◆ Saved entries

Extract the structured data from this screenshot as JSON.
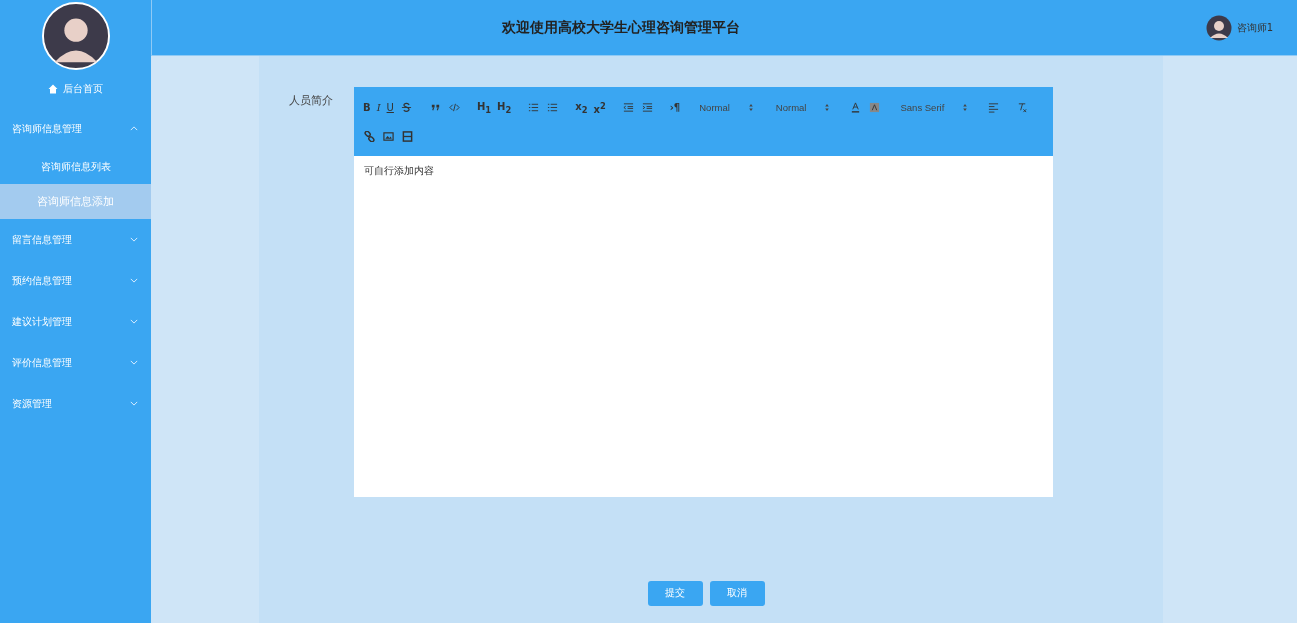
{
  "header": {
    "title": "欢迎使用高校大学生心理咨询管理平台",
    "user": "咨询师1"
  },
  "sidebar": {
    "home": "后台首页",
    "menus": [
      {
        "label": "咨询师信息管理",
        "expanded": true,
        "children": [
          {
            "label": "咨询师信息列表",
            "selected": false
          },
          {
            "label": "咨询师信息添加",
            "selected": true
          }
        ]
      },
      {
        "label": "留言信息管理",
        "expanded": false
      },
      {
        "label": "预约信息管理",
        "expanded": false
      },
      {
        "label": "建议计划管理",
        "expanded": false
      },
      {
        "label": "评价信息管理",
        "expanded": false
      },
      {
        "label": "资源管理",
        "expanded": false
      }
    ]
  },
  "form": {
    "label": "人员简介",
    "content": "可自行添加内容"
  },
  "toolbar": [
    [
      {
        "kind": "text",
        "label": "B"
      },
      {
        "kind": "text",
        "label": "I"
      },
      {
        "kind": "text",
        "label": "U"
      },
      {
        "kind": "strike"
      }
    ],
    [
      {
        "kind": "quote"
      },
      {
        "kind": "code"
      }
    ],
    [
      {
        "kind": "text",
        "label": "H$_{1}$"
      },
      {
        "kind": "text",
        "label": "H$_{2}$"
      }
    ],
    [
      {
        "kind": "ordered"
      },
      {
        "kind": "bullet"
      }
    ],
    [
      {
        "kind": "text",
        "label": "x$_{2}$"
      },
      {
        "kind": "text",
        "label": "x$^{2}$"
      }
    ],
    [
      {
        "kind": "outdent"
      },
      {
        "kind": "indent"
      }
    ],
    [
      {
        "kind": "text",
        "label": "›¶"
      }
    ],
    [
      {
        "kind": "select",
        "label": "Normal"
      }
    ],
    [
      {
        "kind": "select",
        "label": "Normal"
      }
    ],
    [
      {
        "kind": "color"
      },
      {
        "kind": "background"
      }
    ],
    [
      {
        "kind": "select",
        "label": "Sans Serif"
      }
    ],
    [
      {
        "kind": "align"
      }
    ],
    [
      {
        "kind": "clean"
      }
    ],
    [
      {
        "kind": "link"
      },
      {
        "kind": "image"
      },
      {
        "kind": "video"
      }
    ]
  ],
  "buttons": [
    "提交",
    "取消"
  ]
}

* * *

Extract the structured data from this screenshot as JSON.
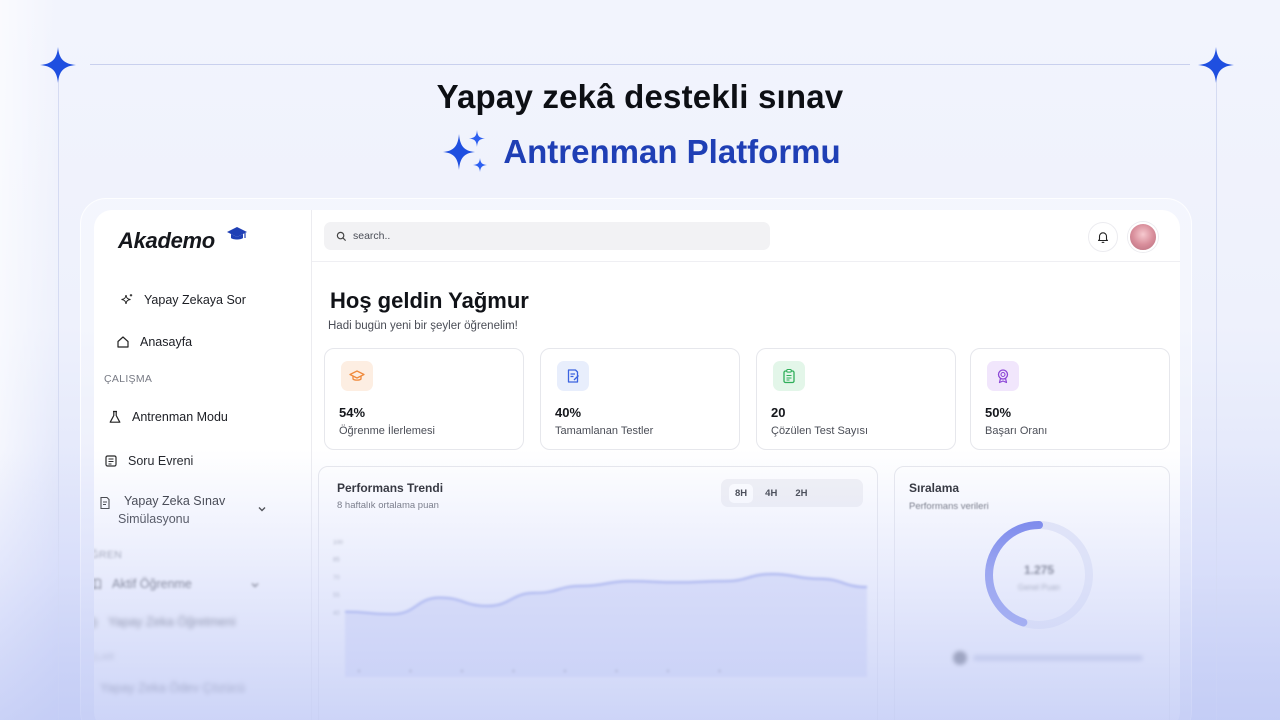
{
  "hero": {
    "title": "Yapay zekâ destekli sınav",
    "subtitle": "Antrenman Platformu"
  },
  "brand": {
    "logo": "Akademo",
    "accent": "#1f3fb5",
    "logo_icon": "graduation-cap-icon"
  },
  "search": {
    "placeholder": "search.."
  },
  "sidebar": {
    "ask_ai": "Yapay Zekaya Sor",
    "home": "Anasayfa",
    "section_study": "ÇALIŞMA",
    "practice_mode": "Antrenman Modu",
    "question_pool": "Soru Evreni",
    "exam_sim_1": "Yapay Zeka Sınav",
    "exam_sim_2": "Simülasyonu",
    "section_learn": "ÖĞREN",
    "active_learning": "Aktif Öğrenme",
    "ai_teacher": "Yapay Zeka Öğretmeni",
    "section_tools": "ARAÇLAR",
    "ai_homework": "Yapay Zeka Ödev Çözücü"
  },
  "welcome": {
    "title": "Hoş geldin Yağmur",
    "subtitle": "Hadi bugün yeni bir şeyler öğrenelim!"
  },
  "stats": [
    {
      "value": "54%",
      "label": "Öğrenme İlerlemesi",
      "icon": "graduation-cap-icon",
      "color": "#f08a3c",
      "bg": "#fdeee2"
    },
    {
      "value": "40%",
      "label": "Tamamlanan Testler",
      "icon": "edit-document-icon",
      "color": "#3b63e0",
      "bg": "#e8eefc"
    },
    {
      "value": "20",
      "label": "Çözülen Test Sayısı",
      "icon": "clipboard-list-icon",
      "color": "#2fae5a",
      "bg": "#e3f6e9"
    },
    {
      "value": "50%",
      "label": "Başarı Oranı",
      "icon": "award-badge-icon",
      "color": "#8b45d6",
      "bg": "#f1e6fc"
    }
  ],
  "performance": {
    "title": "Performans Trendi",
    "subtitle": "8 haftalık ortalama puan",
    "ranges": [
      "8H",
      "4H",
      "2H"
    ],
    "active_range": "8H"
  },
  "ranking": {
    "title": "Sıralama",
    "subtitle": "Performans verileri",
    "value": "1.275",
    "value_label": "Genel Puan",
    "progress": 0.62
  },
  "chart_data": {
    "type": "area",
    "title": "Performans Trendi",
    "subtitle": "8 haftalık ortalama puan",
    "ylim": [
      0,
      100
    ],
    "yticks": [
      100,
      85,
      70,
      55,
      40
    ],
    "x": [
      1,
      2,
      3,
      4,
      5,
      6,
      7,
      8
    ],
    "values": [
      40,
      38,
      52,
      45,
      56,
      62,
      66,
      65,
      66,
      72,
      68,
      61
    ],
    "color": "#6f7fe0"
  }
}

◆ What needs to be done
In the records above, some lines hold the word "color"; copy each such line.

◆ Answer for this exercise
        "kind": "color"
      "color": "#f08a3c",
      "color": "#3b63e0",
      "color": "#2fae5a",
      "color": "#8b45d6",
    "color": "#6f7fe0"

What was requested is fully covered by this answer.